"We are due to make a shipment," she told Ole in referring to gold-bearing ore from a mining claim. However, no payment was forthcoming. So Ole was forced to clamp down. Eventually, the woman came to Ole's place of business swinging an important looking pouch.

"Got my pulp today, Ole" she said. "Should be worth a drink, shouldn't it?"

Ole, as yet unschooled to the tricks of the trade, "guessed it should." However, he discovered that the returns from what had seemed a promising claim had netted the woman and her three partners ninety-five cents each!

"Nobody knows what the women of the mining camps went through," Marian recalled. She described the times children were barefoot and husbands "shot" their paychecks over the bar or in the cardroom.

"We scrubbed our clothes on the washboard," she explained. "And we baked our bread, sewed our garments, never dreaming of electric irons, electric ovens, nor automatic washing machines."

It had been the habit of the Dahls to pack and move out at the onset of winter. Sometimes they braved the blizzards in the mountain tops; once when Marian was enduring seventeen months with a broken knee in a wheelchair. The snow piled five to seven feet above the windows.

"Friends came to visit with snow-cats, and I crocheted a lot. But the more it snowed the more I cried," she said. The Dahls had wintered in Garnet four years previously after the loss of their son in a hunting accident.

Through the early years of World War II, Marian said, the women of Garnet put out their full share of Red Cross work meeting at the school house and catching up on their visiting as they stitched. But Garnet languished and died before the end of the world conflict. The Dahls were away for ten years but held their mining interests. Ole was unhappy until they returned.

They now live comfortably in a cabin which was once a rollicking dance hall. Inside, Marian's homemaking instincts are reflected in the varnished log walls, comfortable furnishings, crocheted handiwork, and a modern touch—a television set. Electricity is supplied by a power plant.

"Marian would never let me pipe water in the house," Ole tells.

"Why should I?" she counters with a tribute to her husband. "I've always had full water pails and a full wood box."

Ole still operates his saloon, but his merchandise has undergone a drastic change. He offers for sale a collection of beautiful rocks. And he satisfies the thirst of his customers over the counter and the old brass rail with ice cold soft drinks from the cellar.

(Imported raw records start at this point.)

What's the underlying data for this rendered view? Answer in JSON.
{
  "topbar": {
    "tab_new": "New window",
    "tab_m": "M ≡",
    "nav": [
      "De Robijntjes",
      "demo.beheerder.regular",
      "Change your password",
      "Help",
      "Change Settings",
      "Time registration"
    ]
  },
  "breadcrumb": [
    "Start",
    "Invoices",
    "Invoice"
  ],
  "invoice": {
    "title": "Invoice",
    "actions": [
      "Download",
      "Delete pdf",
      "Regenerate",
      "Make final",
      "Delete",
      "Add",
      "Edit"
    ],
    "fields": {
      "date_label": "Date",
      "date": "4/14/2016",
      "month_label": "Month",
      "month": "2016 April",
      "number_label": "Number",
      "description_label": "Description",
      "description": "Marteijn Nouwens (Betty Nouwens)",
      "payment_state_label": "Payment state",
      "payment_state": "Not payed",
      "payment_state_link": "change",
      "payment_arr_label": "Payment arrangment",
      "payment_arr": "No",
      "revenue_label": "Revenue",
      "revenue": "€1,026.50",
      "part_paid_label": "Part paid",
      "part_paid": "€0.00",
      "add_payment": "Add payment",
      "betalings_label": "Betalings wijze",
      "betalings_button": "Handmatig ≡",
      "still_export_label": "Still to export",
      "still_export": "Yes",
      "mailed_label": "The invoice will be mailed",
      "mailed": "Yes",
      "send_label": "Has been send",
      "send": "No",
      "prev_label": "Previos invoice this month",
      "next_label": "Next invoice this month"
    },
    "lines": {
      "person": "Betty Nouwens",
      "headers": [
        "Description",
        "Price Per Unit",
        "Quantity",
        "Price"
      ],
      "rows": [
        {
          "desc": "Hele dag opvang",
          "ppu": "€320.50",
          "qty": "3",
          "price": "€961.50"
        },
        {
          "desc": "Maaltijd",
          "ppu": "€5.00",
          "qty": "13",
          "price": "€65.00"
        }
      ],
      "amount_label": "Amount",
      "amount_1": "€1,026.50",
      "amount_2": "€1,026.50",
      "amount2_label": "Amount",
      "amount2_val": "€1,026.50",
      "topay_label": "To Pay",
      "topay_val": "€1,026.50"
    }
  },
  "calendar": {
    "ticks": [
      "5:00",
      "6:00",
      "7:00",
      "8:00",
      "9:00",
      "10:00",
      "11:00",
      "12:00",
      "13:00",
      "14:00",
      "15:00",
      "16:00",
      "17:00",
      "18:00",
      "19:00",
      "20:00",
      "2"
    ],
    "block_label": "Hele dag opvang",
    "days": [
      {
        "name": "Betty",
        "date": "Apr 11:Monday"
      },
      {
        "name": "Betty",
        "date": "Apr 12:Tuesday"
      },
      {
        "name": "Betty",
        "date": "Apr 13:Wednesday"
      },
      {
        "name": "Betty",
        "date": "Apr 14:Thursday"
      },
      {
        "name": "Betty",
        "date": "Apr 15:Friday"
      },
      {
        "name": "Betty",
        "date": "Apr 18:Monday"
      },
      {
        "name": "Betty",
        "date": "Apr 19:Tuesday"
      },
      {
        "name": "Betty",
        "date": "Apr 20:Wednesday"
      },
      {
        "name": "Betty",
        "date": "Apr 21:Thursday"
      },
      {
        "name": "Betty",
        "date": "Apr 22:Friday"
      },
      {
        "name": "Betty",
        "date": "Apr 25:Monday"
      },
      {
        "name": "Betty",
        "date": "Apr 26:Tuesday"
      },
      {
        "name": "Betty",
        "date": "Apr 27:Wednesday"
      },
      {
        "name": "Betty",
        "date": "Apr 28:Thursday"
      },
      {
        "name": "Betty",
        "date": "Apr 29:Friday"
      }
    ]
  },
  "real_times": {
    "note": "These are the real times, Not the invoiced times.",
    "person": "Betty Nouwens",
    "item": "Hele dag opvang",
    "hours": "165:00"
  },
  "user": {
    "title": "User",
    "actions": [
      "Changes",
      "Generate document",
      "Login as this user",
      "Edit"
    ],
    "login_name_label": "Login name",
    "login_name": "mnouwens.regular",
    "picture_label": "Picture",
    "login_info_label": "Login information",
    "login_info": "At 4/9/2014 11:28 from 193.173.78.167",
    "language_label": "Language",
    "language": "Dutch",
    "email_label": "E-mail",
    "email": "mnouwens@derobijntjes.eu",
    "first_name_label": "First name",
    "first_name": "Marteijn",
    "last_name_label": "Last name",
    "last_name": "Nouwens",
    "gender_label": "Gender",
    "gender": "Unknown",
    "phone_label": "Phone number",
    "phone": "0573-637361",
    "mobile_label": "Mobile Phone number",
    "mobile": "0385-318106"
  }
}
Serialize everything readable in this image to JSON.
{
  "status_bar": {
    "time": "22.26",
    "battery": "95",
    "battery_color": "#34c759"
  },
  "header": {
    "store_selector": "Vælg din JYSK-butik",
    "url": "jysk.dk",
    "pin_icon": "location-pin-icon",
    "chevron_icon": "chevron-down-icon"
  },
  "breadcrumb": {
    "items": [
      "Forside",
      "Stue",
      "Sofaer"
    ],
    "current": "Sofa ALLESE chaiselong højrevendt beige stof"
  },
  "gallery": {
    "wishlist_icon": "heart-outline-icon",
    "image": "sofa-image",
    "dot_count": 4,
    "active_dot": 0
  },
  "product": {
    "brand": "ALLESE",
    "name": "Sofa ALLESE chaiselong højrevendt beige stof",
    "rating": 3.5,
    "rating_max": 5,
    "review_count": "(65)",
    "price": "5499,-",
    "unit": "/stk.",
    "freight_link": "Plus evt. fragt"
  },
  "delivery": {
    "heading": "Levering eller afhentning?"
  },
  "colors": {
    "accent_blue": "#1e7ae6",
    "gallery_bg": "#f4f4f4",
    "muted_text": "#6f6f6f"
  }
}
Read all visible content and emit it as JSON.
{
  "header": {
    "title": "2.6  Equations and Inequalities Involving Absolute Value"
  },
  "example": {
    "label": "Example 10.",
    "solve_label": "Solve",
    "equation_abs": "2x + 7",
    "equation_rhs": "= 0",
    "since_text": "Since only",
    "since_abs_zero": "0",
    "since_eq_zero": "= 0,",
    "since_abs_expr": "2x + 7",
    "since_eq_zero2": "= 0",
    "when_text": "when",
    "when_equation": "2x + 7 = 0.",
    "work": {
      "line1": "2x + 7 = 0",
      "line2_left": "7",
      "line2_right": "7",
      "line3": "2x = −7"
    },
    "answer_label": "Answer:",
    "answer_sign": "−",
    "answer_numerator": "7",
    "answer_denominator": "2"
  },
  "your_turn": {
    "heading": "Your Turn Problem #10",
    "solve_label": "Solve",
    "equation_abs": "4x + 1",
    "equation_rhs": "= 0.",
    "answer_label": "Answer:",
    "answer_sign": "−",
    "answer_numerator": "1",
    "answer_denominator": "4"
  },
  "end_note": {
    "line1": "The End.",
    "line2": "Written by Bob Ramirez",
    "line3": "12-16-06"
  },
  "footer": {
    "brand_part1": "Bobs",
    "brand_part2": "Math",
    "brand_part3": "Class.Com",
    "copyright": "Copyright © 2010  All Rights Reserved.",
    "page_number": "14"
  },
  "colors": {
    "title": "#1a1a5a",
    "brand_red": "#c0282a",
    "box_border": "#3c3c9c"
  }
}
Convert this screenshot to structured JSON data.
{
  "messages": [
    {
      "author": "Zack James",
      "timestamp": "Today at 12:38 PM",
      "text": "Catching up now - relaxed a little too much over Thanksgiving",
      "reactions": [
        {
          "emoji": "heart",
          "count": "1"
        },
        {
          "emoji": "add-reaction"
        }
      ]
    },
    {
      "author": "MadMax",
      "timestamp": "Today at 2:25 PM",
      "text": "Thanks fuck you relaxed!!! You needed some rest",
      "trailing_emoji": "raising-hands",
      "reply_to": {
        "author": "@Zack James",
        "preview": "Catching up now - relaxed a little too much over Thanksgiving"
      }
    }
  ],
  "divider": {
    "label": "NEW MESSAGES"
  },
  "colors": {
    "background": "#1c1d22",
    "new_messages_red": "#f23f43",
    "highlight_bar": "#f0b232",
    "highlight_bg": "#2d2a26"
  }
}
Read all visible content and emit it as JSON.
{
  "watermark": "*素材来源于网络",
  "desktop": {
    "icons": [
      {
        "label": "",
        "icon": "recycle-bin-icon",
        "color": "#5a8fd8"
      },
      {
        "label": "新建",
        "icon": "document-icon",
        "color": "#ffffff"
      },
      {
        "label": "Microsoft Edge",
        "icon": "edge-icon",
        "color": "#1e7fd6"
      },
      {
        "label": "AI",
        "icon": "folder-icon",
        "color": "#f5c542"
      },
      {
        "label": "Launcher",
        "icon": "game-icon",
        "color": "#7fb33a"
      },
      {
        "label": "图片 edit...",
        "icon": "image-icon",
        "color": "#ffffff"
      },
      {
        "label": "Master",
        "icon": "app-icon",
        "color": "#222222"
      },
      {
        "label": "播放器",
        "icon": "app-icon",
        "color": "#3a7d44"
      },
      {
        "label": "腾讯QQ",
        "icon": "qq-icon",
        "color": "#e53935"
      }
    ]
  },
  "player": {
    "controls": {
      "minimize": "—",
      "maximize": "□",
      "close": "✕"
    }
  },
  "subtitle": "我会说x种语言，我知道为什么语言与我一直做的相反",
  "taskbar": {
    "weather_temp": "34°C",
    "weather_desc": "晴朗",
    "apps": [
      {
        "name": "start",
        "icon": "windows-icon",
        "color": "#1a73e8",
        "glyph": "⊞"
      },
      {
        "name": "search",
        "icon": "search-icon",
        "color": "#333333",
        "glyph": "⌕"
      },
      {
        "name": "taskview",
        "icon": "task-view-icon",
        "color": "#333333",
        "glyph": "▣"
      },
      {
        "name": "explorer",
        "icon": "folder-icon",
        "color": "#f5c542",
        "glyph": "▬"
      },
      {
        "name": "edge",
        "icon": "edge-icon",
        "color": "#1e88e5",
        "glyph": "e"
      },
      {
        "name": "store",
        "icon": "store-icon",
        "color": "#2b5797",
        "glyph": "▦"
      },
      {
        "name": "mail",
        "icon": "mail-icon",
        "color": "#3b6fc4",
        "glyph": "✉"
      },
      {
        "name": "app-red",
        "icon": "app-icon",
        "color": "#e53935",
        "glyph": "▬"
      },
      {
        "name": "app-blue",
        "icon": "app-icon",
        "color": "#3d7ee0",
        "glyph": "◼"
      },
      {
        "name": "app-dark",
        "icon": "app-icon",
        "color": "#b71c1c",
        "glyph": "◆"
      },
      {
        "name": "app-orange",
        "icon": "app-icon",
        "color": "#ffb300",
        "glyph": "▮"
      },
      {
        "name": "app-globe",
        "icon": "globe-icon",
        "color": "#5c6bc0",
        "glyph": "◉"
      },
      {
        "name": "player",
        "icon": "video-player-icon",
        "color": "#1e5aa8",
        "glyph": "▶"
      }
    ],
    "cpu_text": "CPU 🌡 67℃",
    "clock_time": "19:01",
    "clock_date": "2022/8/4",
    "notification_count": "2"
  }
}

Two or three other cabins are occupied at intervals during the summer months. Twelve years ago the Dahls were joined by another miner, Frank Kreuger, who lives nearby and digs away at his claim, the Yellow Bird. Like all who have gold in their blood—and gold in their hearts—Frank and the Dahls pin their hopes on the future although their most tender thoughts are of the past.

"We had a ski jump," Marian said, "and we had dancing every Saturday night until daybreak. Then the neighbors all furnished bacon and eggs for breakfast, after which we went back and danced until the men went to work Monday morning. When the orchestra passed out, we resorted to local talent."

Now, the orchestras are gone and Marian and Ole, who have been married forty-seven years, sit on their tiny porch and nod to the sightseers who brave the steep and crooked road to view the ruins of Garnet.

They are often joined by their neighbor, Frank, from "up the gulch." Sometimes the only sound is the whispering of the little stream which runs past their door and seems to sigh for the loss of its yellow treasure.